• **EXERCISE DIRECTIONS**
Your answer must be the full listing, reproduced exactly, minus any pictures.

• **DATA FOR PROCESSING**

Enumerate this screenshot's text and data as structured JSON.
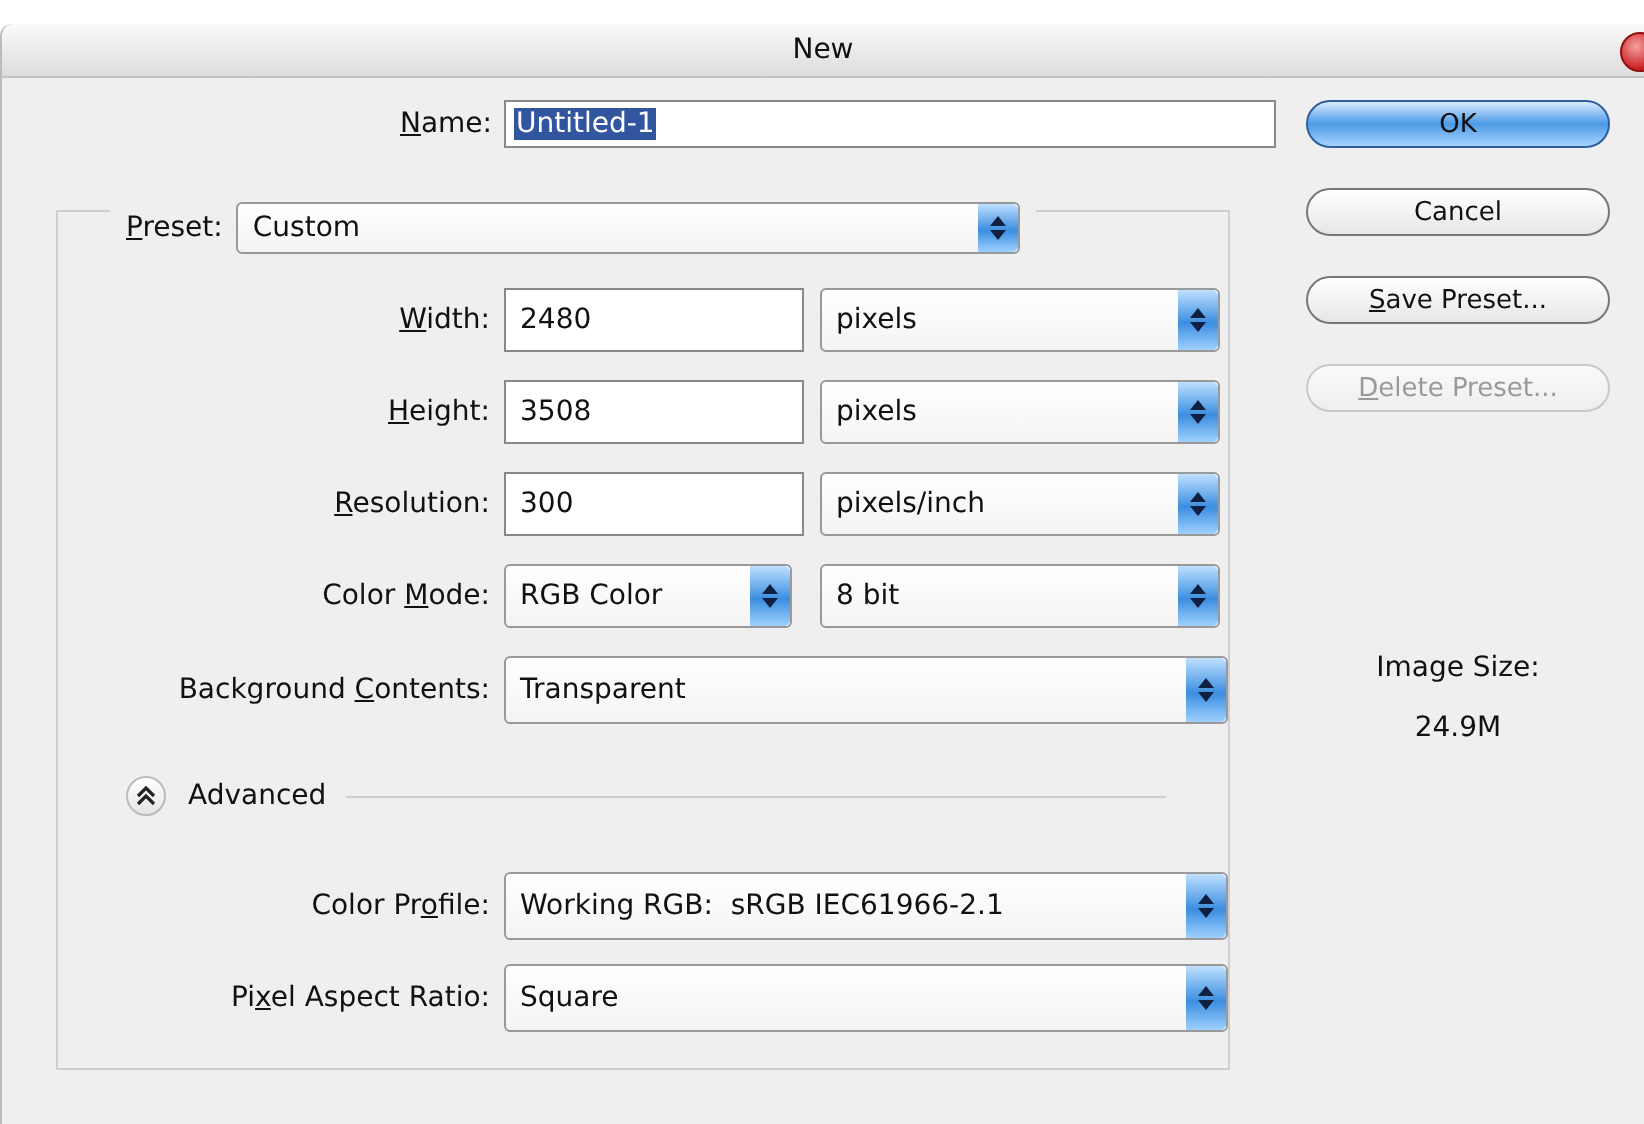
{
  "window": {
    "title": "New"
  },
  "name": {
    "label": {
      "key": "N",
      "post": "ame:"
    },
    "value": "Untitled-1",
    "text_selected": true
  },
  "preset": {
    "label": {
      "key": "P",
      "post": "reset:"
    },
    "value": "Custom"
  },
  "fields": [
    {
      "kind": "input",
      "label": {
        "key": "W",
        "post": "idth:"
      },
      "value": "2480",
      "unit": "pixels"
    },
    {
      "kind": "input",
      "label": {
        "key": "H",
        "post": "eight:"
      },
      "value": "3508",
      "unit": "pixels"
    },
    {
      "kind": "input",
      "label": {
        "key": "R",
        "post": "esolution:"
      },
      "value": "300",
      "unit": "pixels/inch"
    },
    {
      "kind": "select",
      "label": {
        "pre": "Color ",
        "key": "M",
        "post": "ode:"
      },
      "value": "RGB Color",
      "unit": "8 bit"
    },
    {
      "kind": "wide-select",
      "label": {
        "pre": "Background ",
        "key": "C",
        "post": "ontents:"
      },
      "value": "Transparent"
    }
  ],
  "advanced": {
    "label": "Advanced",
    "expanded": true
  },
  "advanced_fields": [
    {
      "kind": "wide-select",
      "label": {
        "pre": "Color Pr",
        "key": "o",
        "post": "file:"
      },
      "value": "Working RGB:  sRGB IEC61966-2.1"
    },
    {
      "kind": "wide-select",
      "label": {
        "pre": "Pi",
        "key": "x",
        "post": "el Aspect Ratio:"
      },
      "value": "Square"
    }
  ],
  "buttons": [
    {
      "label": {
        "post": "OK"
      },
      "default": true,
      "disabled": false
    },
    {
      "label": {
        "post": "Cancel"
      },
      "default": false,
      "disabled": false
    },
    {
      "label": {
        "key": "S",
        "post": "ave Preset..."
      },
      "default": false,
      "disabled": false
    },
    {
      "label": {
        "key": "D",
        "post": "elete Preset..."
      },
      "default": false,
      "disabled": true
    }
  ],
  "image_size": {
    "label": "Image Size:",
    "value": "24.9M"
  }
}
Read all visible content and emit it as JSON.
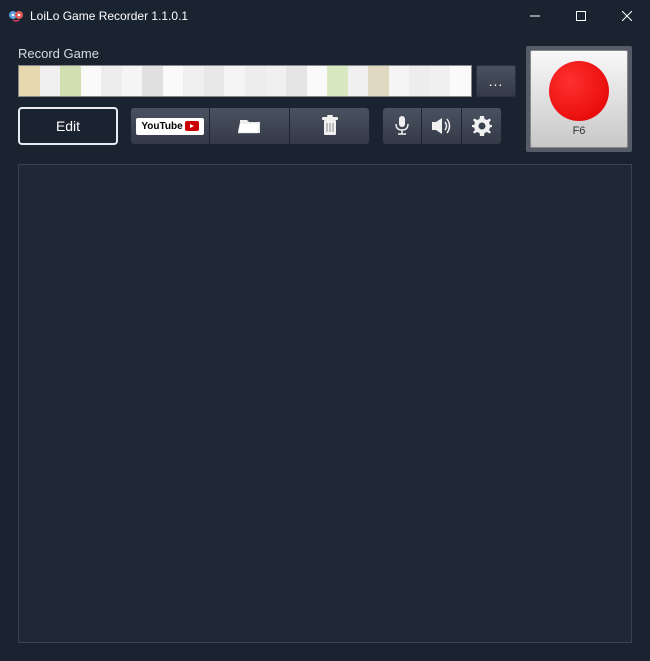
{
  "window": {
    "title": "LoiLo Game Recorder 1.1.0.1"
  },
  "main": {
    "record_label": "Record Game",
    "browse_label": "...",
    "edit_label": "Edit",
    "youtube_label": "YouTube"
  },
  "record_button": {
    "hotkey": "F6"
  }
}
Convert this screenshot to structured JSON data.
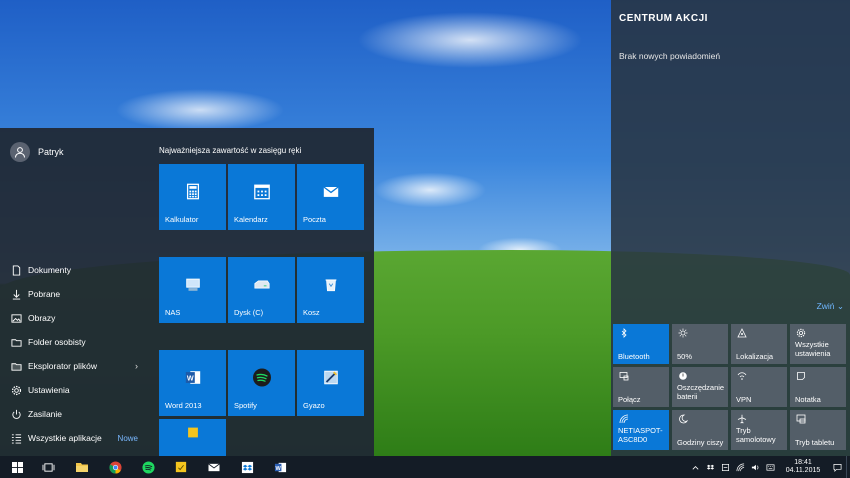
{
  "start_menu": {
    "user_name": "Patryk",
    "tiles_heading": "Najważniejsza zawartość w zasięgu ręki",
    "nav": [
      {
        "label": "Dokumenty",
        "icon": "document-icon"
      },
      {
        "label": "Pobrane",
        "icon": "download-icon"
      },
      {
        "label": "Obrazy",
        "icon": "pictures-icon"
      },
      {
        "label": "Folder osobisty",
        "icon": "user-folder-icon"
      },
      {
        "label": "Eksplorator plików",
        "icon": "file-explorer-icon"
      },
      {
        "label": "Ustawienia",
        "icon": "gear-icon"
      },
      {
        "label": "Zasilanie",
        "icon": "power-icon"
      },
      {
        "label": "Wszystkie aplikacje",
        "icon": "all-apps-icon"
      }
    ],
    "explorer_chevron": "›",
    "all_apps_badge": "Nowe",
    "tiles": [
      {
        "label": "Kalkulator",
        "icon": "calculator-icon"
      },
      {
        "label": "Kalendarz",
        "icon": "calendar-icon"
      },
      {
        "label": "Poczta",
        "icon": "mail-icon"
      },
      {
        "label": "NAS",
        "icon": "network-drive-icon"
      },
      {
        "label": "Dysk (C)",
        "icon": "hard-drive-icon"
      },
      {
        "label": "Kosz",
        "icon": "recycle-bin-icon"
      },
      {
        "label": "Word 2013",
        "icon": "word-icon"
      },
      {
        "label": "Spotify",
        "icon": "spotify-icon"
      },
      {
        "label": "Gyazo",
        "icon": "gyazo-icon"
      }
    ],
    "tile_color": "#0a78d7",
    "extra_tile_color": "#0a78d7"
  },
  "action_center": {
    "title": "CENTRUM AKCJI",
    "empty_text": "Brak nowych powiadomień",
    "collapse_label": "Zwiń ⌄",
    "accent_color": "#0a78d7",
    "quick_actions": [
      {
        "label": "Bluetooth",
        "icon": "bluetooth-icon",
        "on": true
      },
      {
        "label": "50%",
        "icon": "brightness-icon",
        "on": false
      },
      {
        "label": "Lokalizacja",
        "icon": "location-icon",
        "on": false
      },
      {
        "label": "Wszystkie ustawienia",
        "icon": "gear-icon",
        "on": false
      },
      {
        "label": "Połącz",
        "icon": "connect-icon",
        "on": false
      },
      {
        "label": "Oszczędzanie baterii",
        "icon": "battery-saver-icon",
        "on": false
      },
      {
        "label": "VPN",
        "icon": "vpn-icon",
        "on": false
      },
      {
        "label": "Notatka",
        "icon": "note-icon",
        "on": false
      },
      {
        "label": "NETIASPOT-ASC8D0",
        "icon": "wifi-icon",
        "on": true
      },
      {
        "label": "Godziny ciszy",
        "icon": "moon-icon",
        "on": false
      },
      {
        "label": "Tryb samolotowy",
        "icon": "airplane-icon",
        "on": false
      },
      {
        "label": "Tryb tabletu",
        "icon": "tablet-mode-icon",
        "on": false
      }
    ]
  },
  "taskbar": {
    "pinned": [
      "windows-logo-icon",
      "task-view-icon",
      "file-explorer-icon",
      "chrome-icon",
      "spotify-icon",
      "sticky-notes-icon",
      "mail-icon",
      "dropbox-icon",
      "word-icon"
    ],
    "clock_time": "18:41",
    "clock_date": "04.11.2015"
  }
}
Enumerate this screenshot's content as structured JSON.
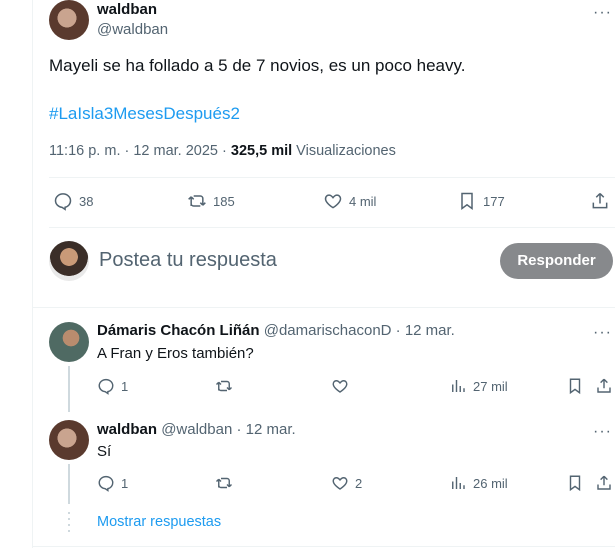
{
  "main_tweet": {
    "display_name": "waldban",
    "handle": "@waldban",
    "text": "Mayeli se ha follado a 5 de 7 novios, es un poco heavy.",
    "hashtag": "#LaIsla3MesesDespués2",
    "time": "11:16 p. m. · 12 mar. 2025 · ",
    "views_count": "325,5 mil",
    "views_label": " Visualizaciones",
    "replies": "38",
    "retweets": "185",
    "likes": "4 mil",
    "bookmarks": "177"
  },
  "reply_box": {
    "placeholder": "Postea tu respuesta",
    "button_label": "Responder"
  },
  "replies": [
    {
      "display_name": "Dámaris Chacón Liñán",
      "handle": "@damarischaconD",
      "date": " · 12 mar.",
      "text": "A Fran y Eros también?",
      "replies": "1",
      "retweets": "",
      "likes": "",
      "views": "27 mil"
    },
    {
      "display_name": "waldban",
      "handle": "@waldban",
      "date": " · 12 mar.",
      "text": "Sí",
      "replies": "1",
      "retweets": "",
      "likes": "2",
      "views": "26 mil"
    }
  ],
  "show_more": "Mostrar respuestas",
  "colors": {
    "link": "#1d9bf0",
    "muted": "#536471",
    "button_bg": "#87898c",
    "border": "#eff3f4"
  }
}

• **RESPONSE BOX**
Enumerate this screenshot's text and data as structured JSON.
{
  "window": {
    "title": "New"
  },
  "name": {
    "label": {
      "key": "N",
      "post": "ame:"
    },
    "value": "Untitled-1",
    "text_selected": true
  },
  "preset": {
    "label": {
      "key": "P",
      "post": "reset:"
    },
    "value": "Custom"
  },
  "fields": [
    {
      "kind": "input",
      "label": {
        "key": "W",
        "post": "idth:"
      },
      "value": "2480",
      "unit": "pixels"
    },
    {
      "kind": "input",
      "label": {
        "key": "H",
        "post": "eight:"
      },
      "value": "3508",
      "unit": "pixels"
    },
    {
      "kind": "input",
      "label": {
        "key": "R",
        "post": "esolution:"
      },
      "value": "300",
      "unit": "pixels/inch"
    },
    {
      "kind": "select",
      "label": {
        "pre": "Color ",
        "key": "M",
        "post": "ode:"
      },
      "value": "RGB Color",
      "unit": "8 bit"
    },
    {
      "kind": "wide-select",
      "label": {
        "pre": "Background ",
        "key": "C",
        "post": "ontents:"
      },
      "value": "Transparent"
    }
  ],
  "advanced": {
    "label": "Advanced",
    "expanded": true
  },
  "advanced_fields": [
    {
      "kind": "wide-select",
      "label": {
        "pre": "Color Pr",
        "key": "o",
        "post": "file:"
      },
      "value": "Working RGB:  sRGB IEC61966-2.1"
    },
    {
      "kind": "wide-select",
      "label": {
        "pre": "Pi",
        "key": "x",
        "post": "el Aspect Ratio:"
      },
      "value": "Square"
    }
  ],
  "buttons": [
    {
      "label": {
        "post": "OK"
      },
      "default": true,
      "disabled": false
    },
    {
      "label": {
        "post": "Cancel"
      },
      "default": false,
      "disabled": false
    },
    {
      "label": {
        "key": "S",
        "post": "ave Preset..."
      },
      "default": false,
      "disabled": false
    },
    {
      "label": {
        "key": "D",
        "post": "elete Preset..."
      },
      "default": false,
      "disabled": true
    }
  ],
  "image_size": {
    "label": "Image Size:",
    "value": "24.9M"
  }
}
Read all visible content and emit it as JSON.
{
  "window": {
    "title": "LoiLo Game Recorder 1.1.0.1"
  },
  "main": {
    "record_label": "Record Game",
    "browse_label": "...",
    "edit_label": "Edit",
    "youtube_label": "YouTube"
  },
  "record_button": {
    "hotkey": "F6"
  }
}
Convert this screenshot to structured JSON data.
{
  "start_menu": {
    "user_name": "Patryk",
    "tiles_heading": "Najważniejsza zawartość w zasięgu ręki",
    "nav": [
      {
        "label": "Dokumenty",
        "icon": "document-icon"
      },
      {
        "label": "Pobrane",
        "icon": "download-icon"
      },
      {
        "label": "Obrazy",
        "icon": "pictures-icon"
      },
      {
        "label": "Folder osobisty",
        "icon": "user-folder-icon"
      },
      {
        "label": "Eksplorator plików",
        "icon": "file-explorer-icon"
      },
      {
        "label": "Ustawienia",
        "icon": "gear-icon"
      },
      {
        "label": "Zasilanie",
        "icon": "power-icon"
      },
      {
        "label": "Wszystkie aplikacje",
        "icon": "all-apps-icon"
      }
    ],
    "explorer_chevron": "›",
    "all_apps_badge": "Nowe",
    "tiles": [
      {
        "label": "Kalkulator",
        "icon": "calculator-icon"
      },
      {
        "label": "Kalendarz",
        "icon": "calendar-icon"
      },
      {
        "label": "Poczta",
        "icon": "mail-icon"
      },
      {
        "label": "NAS",
        "icon": "network-drive-icon"
      },
      {
        "label": "Dysk (C)",
        "icon": "hard-drive-icon"
      },
      {
        "label": "Kosz",
        "icon": "recycle-bin-icon"
      },
      {
        "label": "Word 2013",
        "icon": "word-icon"
      },
      {
        "label": "Spotify",
        "icon": "spotify-icon"
      },
      {
        "label": "Gyazo",
        "icon": "gyazo-icon"
      }
    ],
    "tile_color": "#0a78d7",
    "extra_tile_color": "#0a78d7"
  },
  "action_center": {
    "title": "CENTRUM AKCJI",
    "empty_text": "Brak nowych powiadomień",
    "collapse_label": "Zwiń ⌄",
    "accent_color": "#0a78d7",
    "quick_actions": [
      {
        "label": "Bluetooth",
        "icon": "bluetooth-icon",
        "on": true
      },
      {
        "label": "50%",
        "icon": "brightness-icon",
        "on": false
      },
      {
        "label": "Lokalizacja",
        "icon": "location-icon",
        "on": false
      },
      {
        "label": "Wszystkie ustawienia",
        "icon": "gear-icon",
        "on": false
      },
      {
        "label": "Połącz",
        "icon": "connect-icon",
        "on": false
      },
      {
        "label": "Oszczędzanie baterii",
        "icon": "battery-saver-icon",
        "on": false
      },
      {
        "label": "VPN",
        "icon": "vpn-icon",
        "on": false
      },
      {
        "label": "Notatka",
        "icon": "note-icon",
        "on": false
      },
      {
        "label": "NETIASPOT-ASC8D0",
        "icon": "wifi-icon",
        "on": true
      },
      {
        "label": "Godziny ciszy",
        "icon": "moon-icon",
        "on": false
      },
      {
        "label": "Tryb samolotowy",
        "icon": "airplane-icon",
        "on": false
      },
      {
        "label": "Tryb tabletu",
        "icon": "tablet-mode-icon",
        "on": false
      }
    ]
  },
  "taskbar": {
    "pinned": [
      "windows-logo-icon",
      "task-view-icon",
      "file-explorer-icon",
      "chrome-icon",
      "spotify-icon",
      "sticky-notes-icon",
      "mail-icon",
      "dropbox-icon",
      "word-icon"
    ],
    "clock_time": "18:41",
    "clock_date": "04.11.2015"
  }
}
Enumerate this screenshot's content as structured JSON.
{
  "main_tweet": {
    "display_name": "waldban",
    "handle": "@waldban",
    "text": "Mayeli se ha follado a 5 de 7 novios, es un poco heavy.",
    "hashtag": "#LaIsla3MesesDespués2",
    "time": "11:16 p. m. · 12 mar. 2025 · ",
    "views_count": "325,5 mil",
    "views_label": " Visualizaciones",
    "replies": "38",
    "retweets": "185",
    "likes": "4 mil",
    "bookmarks": "177"
  },
  "reply_box": {
    "placeholder": "Postea tu respuesta",
    "button_label": "Responder"
  },
  "replies": [
    {
      "display_name": "Dámaris Chacón Liñán",
      "handle": "@damarischaconD",
      "date": " · 12 mar.",
      "text": "A Fran y Eros también?",
      "replies": "1",
      "retweets": "",
      "likes": "",
      "views": "27 mil"
    },
    {
      "display_name": "waldban",
      "handle": "@waldban",
      "date": " · 12 mar.",
      "text": "Sí",
      "replies": "1",
      "retweets": "",
      "likes": "2",
      "views": "26 mil"
    }
  ],
  "show_more": "Mostrar respuestas",
  "colors": {
    "link": "#1d9bf0",
    "muted": "#536471",
    "button_bg": "#87898c",
    "border": "#eff3f4"
  }
}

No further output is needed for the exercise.